* Problem statement
Nothing but the records themselves, exactly as written and free of pictures, should appear in your response.

* Record extracts
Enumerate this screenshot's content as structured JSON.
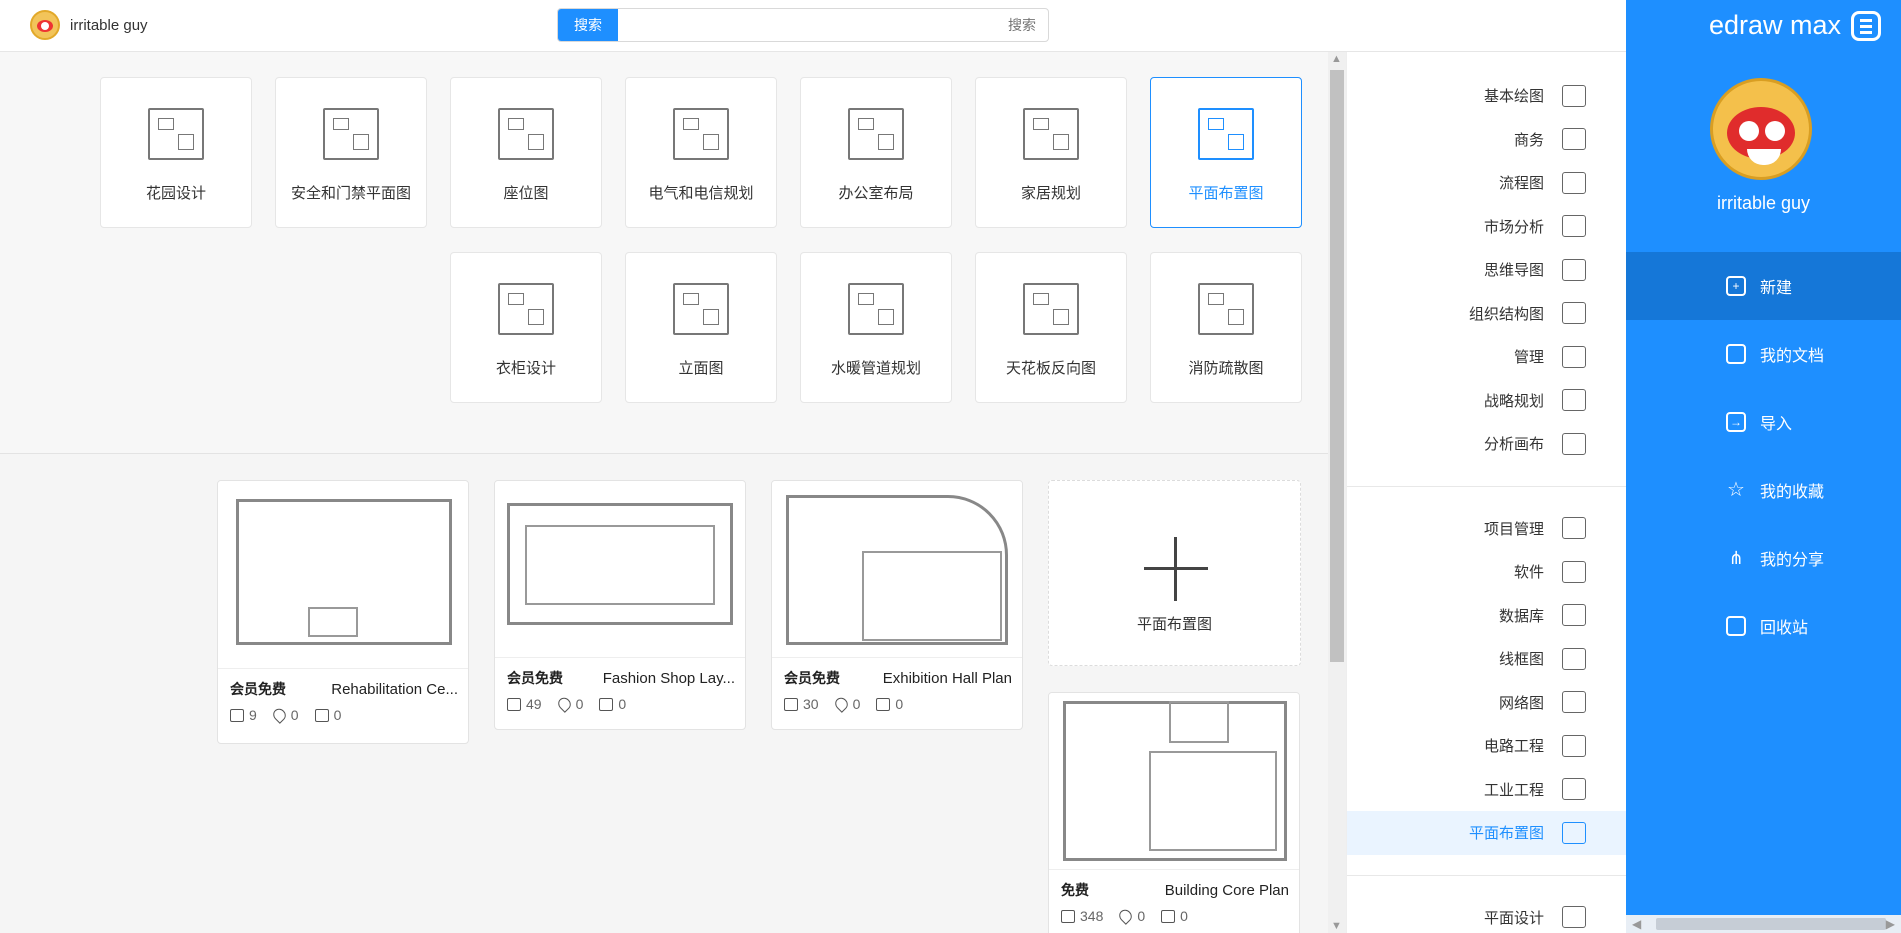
{
  "header": {
    "user_name": "irritable guy",
    "search_button": "搜索",
    "search_placeholder": "搜索"
  },
  "sidebar": {
    "logo_text": "edraw max",
    "user_name": "irritable guy",
    "items": [
      {
        "label": "新建",
        "icon": "new-file-icon",
        "active": true
      },
      {
        "label": "我的文档",
        "icon": "document-icon",
        "active": false
      },
      {
        "label": "导入",
        "icon": "import-icon",
        "active": false
      },
      {
        "label": "我的收藏",
        "icon": "star-icon",
        "active": false
      },
      {
        "label": "我的分享",
        "icon": "share-icon",
        "active": false
      },
      {
        "label": "回收站",
        "icon": "trash-icon",
        "active": false
      }
    ]
  },
  "categories": {
    "group1": [
      "基本绘图",
      "商务",
      "流程图",
      "市场分析",
      "思维导图",
      "组织结构图",
      "管理",
      "战略规划",
      "分析画布"
    ],
    "group2": [
      "项目管理",
      "软件",
      "数据库",
      "线框图",
      "网络图",
      "电路工程",
      "工业工程",
      "平面布置图"
    ],
    "group3": [
      "平面设计"
    ],
    "active": "平面布置图"
  },
  "templates": {
    "row1": [
      "平面布置图",
      "家居规划",
      "办公室布局",
      "电气和电信规划",
      "座位图",
      "安全和门禁平面图",
      "花园设计"
    ],
    "row2": [
      "消防疏散图",
      "天花板反向图",
      "水暖管道规划",
      "立面图",
      "衣柜设计"
    ],
    "selected": "平面布置图"
  },
  "new_card": {
    "label": "平面布置图"
  },
  "docs": [
    {
      "title": "Building Core Plan",
      "badge": "免费",
      "likes": "0",
      "favs": "0",
      "copies": "348"
    },
    {
      "title": "Exhibition Hall Plan",
      "badge": "会员免费",
      "likes": "0",
      "favs": "0",
      "copies": "30"
    },
    {
      "title": "Fashion Shop Lay...",
      "badge": "会员免费",
      "likes": "0",
      "favs": "0",
      "copies": "49"
    },
    {
      "title": "Rehabilitation Ce...",
      "badge": "会员免费",
      "likes": "0",
      "favs": "0",
      "copies": "9"
    }
  ],
  "colors": {
    "accent": "#1e8fff",
    "sidebar_active": "#1577d8"
  }
}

* Exercise output
Enumerate this screenshot's content as structured JSON.
{
  "header": {
    "user_name": "irritable guy",
    "search_button": "搜索",
    "search_placeholder": "搜索"
  },
  "sidebar": {
    "logo_text": "edraw max",
    "user_name": "irritable guy",
    "items": [
      {
        "label": "新建",
        "icon": "new-file-icon",
        "active": true
      },
      {
        "label": "我的文档",
        "icon": "document-icon",
        "active": false
      },
      {
        "label": "导入",
        "icon": "import-icon",
        "active": false
      },
      {
        "label": "我的收藏",
        "icon": "star-icon",
        "active": false
      },
      {
        "label": "我的分享",
        "icon": "share-icon",
        "active": false
      },
      {
        "label": "回收站",
        "icon": "trash-icon",
        "active": false
      }
    ]
  },
  "categories": {
    "group1": [
      "基本绘图",
      "商务",
      "流程图",
      "市场分析",
      "思维导图",
      "组织结构图",
      "管理",
      "战略规划",
      "分析画布"
    ],
    "group2": [
      "项目管理",
      "软件",
      "数据库",
      "线框图",
      "网络图",
      "电路工程",
      "工业工程",
      "平面布置图"
    ],
    "group3": [
      "平面设计"
    ],
    "active": "平面布置图"
  },
  "templates": {
    "row1": [
      "平面布置图",
      "家居规划",
      "办公室布局",
      "电气和电信规划",
      "座位图",
      "安全和门禁平面图",
      "花园设计"
    ],
    "row2": [
      "消防疏散图",
      "天花板反向图",
      "水暖管道规划",
      "立面图",
      "衣柜设计"
    ],
    "selected": "平面布置图"
  },
  "new_card": {
    "label": "平面布置图"
  },
  "docs": [
    {
      "title": "Building Core Plan",
      "badge": "免费",
      "likes": "0",
      "favs": "0",
      "copies": "348"
    },
    {
      "title": "Exhibition Hall Plan",
      "badge": "会员免费",
      "likes": "0",
      "favs": "0",
      "copies": "30"
    },
    {
      "title": "Fashion Shop Lay...",
      "badge": "会员免费",
      "likes": "0",
      "favs": "0",
      "copies": "49"
    },
    {
      "title": "Rehabilitation Ce...",
      "badge": "会员免费",
      "likes": "0",
      "favs": "0",
      "copies": "9"
    }
  ],
  "colors": {
    "accent": "#1e8fff",
    "sidebar_active": "#1577d8"
  }
}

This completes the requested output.